And then years later, my daughter Jane, who was asst. press secretary for Wisconsin in the first Clinton-Gore campaign (and we have the picture of her with the President to prove it) drove off to Washington after the election to work on the Hill for Wisconsin Representative and now Milwaukee Mayor, Tom Barrett. She went to an Inaugural Ball (I don't remember which one) and lived the DC life for seven years, until she and her husband moved to Los Angeles.
And now the Obamas!
This morning my best DC girlfriend, Kathy, sent me this email.
"I am on my way down to the Inauguration. Wind chill 8 degrees! Help! Hardest part so far has been finding someone to go with me. One of our former law clerks. A really sweet guy whose wife said no way. John is going, but is biking down the canal. That sounded a little bit too ambitious for me, so we will be taking a train/bus and will then walk. Look for me on your telly!

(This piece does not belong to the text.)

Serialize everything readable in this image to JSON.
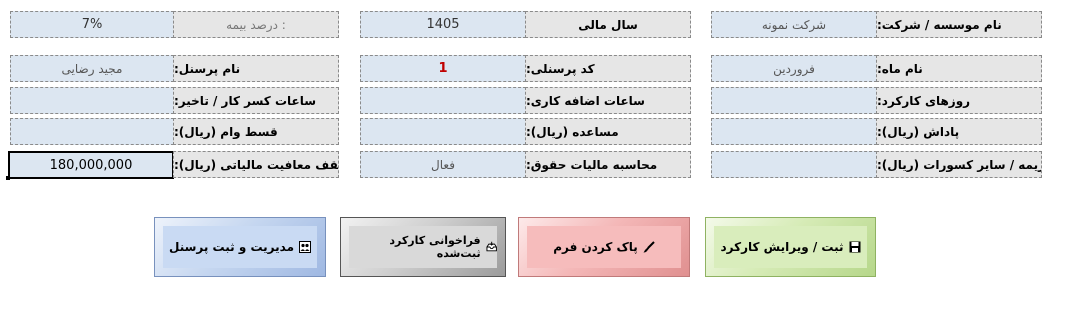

Isn't it all just too much?!?!?!
And then later on she made more to say...
"Okay, so I was dressed in so many layers I looked like a kid in a snow sujit, but did it ever pay off. I never got cold. Did get a little stiff standing on the frozen ground for 4+ hours. Getting down to the mall was a breeze. Left on Metro at 7 this morning and got down there on the mall in about 45 minutes. We were halfway between the Capitol and the Monument watching the whole thing on the jumbotron with the Capitol straight ahead of us. Close enough to see the bunting. It was cool staring at the Capitol in the distance while we watched Obama take the oath on the big screen. Getting off of the mall took a lot longer. Abut 2 hours to get to the Metro, but then it was clear sailing. Linda, the whole experience really was incredible. We were hugging strangers. Lots of tears. Everyone around so jubuliant, and hopeful and happy, happy, happy. Every time they showed Bush's stupid face on the Jumbotron the crowd would start singing "na, na, na, goooood byyye!" Great to be with millions of like minded people! As we were standing around trying to get home we actually saw Bush's helicopter fly away. Isn't that neat? Later, Jeremy and I got separated -- the crowd was so huge -- but we already agreed that if that happened we would just go it alone. I think I made better time. Got home at 3:15. Not bad.
I am so sorry that you couldn't text me. I just got a new phone and that would have blown me away! Gosh, I would have loved having you with me! What did you think of his speech? Wasn't it great when he took those shots at the past administration? I couldn't believe that Michelle did not wear a coat! She looked kind of bulky, so I'm hoping that was long underwear. And why didn't those girls have on hats? Linda, you can't imagine how cold it was today (yes you can, you lived in Milwaukee for all those years). By the way, Amy Holmes is talking now. I can't stand her. Can't they find someone less Republican?
Okay, I've got to take a hot shower. I've been watching the parade, but I am stiffening up. I think I walked about 10 miles today!
Love to you, and aren't we all incredibly lucky to have that wonderful family in the White House? Yippee!!!!
This is not a woman prone to multiple exclamation marks. To me, she says it all with..."aren't we all incredibly lucky to have that wonderful family in the White House."
Yes, Kathy, we are.
And, in case you’re interested. I was born in Sibley Memorial Hospital…the old one, in Washington, DC.